■ Task to carry out: What lines in the following entries hold the word "JSON"? Copy each one.

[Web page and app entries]

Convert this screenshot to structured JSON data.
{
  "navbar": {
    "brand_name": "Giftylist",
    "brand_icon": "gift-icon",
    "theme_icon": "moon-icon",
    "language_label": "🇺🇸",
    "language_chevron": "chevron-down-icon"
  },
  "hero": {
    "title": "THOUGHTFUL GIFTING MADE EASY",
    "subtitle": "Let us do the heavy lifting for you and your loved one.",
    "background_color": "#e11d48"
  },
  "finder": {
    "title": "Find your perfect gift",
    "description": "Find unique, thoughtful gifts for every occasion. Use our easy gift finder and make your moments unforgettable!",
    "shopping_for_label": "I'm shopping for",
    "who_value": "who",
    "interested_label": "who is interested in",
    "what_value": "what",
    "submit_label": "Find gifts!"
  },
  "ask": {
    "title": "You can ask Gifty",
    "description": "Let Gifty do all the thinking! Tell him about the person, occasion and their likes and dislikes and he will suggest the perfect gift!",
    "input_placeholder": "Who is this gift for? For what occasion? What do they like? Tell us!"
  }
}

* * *

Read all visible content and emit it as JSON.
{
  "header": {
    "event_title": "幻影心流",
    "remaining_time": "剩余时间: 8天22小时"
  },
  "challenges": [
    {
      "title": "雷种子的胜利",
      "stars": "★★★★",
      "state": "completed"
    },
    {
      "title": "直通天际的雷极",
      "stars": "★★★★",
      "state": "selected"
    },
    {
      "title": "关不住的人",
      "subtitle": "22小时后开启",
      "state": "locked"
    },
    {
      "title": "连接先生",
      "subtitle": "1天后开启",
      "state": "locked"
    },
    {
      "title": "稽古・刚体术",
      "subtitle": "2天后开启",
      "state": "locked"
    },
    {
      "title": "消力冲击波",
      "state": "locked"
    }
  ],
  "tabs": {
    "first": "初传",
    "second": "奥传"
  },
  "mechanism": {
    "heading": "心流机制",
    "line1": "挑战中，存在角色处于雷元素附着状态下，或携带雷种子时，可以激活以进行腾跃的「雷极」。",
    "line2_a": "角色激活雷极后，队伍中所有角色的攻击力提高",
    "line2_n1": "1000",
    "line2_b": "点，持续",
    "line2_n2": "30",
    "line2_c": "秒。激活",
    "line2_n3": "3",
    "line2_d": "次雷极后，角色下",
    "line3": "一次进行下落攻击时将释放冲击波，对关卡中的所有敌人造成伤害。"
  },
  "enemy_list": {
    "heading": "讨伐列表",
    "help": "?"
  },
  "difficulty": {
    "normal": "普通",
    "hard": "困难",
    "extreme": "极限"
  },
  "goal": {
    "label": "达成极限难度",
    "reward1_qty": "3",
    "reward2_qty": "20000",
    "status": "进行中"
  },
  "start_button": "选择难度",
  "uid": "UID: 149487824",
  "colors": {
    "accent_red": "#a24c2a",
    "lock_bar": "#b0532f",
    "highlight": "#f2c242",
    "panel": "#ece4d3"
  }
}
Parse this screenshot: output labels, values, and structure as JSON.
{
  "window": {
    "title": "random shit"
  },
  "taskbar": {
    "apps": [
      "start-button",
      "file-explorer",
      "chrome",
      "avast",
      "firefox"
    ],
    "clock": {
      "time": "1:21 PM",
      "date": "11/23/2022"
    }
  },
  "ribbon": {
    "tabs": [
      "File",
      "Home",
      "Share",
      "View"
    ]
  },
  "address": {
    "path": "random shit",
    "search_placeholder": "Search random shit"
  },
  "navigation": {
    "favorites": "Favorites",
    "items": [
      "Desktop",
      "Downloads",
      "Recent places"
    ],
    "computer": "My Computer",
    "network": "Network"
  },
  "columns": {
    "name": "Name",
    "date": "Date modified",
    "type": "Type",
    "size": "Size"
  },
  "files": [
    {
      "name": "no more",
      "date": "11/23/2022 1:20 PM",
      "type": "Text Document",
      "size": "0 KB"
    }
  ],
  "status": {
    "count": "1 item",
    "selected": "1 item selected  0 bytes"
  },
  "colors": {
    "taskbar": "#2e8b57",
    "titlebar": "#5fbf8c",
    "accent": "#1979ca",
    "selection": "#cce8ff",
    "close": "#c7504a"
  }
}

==

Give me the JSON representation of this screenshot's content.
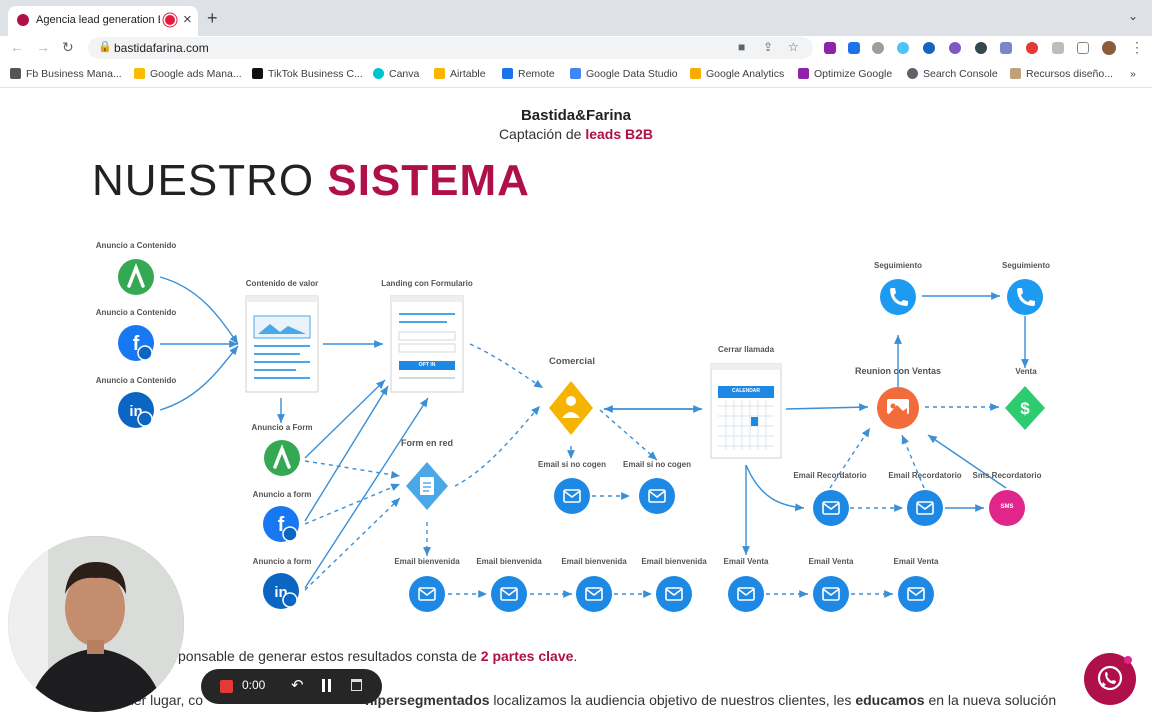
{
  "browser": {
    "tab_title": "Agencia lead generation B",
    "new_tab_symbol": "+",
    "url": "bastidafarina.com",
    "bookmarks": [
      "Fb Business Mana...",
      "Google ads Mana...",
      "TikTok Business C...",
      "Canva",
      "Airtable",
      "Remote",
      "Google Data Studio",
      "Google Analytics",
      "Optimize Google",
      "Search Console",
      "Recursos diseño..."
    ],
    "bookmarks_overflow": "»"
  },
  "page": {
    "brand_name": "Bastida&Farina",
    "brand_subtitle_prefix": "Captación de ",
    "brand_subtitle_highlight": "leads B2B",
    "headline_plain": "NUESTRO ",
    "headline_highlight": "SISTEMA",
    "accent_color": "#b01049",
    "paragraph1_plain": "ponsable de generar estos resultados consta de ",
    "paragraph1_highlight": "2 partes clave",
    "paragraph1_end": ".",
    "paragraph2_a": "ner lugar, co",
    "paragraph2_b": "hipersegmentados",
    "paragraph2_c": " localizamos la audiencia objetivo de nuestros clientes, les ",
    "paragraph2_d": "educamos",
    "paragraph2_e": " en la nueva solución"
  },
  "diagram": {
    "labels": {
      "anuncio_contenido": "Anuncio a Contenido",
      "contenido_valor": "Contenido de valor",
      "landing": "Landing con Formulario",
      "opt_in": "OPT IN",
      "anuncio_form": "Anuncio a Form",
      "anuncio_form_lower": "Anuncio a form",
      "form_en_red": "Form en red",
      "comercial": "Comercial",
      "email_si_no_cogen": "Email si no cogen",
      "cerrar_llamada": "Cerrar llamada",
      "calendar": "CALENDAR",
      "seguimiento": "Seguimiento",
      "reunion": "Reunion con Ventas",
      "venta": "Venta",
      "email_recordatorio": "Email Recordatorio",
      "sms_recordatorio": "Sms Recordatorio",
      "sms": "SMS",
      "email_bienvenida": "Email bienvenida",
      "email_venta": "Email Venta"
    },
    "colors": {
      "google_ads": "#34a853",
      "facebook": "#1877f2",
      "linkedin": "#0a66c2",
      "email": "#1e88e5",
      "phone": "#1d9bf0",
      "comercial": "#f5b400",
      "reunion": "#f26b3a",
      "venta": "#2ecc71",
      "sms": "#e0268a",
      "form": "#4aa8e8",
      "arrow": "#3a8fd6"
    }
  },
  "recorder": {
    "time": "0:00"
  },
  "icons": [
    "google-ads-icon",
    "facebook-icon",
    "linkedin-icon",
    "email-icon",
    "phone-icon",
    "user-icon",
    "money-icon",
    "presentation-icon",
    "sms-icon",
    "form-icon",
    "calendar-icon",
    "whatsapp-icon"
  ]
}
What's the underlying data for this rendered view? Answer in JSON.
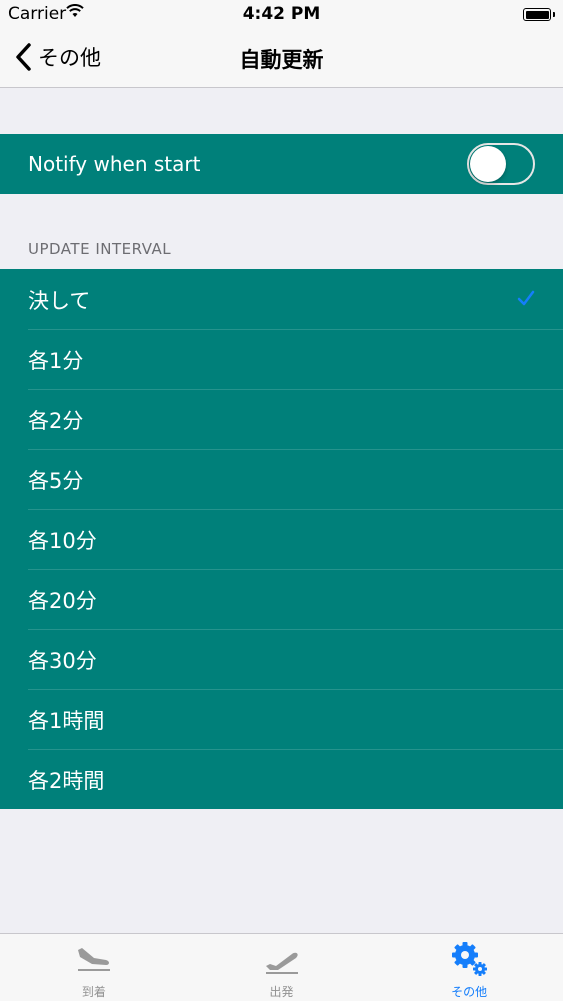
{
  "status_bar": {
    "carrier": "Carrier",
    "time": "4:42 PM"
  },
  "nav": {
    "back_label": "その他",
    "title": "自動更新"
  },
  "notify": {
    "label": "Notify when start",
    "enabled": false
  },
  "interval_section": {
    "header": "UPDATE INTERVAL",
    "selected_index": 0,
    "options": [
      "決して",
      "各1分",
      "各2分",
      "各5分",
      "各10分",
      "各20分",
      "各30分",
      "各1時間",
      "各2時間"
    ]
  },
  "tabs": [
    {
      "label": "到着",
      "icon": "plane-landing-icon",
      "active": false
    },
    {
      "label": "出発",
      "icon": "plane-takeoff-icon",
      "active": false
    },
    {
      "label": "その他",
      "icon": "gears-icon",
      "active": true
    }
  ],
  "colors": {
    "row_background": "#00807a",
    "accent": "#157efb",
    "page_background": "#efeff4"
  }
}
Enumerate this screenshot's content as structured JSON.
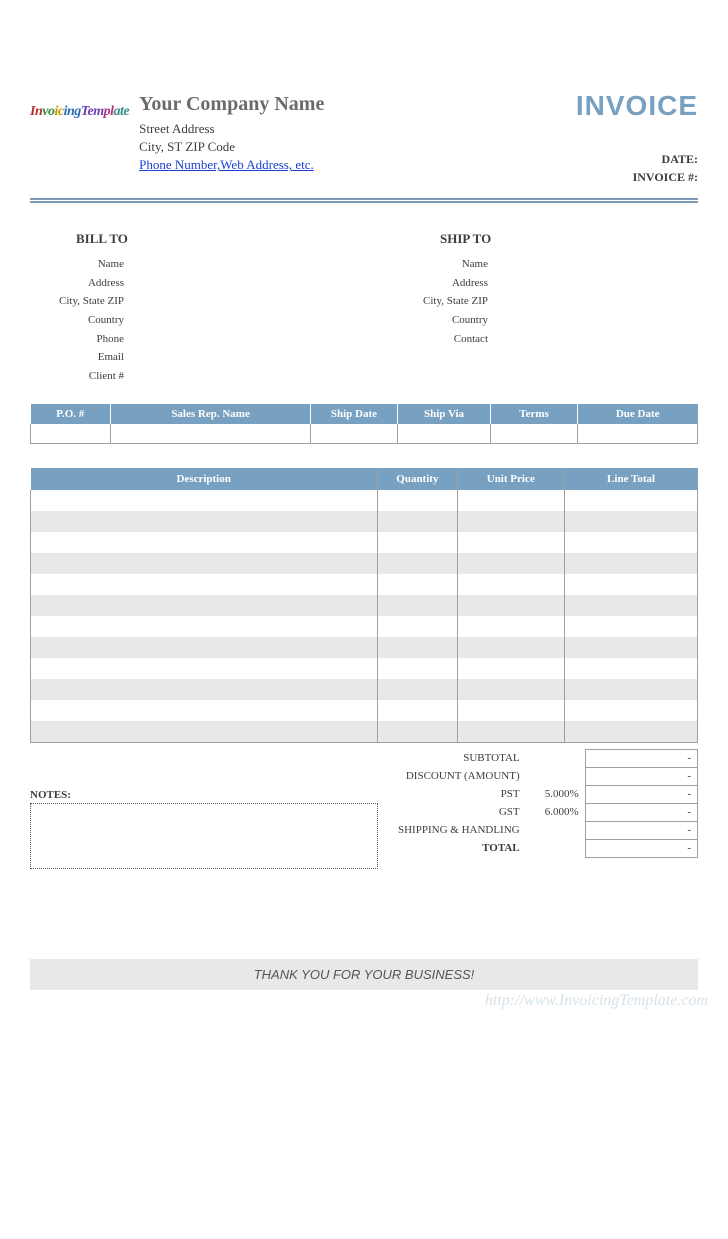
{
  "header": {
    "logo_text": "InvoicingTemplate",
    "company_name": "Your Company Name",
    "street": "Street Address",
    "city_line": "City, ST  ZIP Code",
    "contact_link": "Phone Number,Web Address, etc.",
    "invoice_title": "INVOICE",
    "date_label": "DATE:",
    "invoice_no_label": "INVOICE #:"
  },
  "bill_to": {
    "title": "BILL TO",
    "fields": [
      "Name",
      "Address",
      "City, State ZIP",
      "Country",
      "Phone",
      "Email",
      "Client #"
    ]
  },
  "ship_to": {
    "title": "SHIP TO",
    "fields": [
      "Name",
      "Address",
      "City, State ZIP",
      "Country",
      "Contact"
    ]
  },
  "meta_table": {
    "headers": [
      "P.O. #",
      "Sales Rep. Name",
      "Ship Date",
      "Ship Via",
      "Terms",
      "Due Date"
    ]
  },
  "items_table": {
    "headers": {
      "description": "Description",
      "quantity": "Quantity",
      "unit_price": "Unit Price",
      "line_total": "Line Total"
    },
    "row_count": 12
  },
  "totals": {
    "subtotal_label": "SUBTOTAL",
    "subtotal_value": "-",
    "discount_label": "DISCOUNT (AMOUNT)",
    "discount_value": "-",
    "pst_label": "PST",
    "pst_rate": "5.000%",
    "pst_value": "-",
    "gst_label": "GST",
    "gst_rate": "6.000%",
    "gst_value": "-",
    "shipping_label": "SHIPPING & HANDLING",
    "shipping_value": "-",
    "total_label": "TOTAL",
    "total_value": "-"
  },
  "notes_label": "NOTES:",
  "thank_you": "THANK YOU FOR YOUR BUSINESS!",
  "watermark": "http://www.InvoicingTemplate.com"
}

■ Result of the task:
Convert this screenshot to structured JSON data.
Read all visible content and emit it as JSON.
Parse this screenshot: output labels, values, and structure as JSON.
Give me the JSON representation of this screenshot's content.
What's the underlying data for this rendered view? Answer in JSON.
Enumerate this screenshot's content as structured JSON.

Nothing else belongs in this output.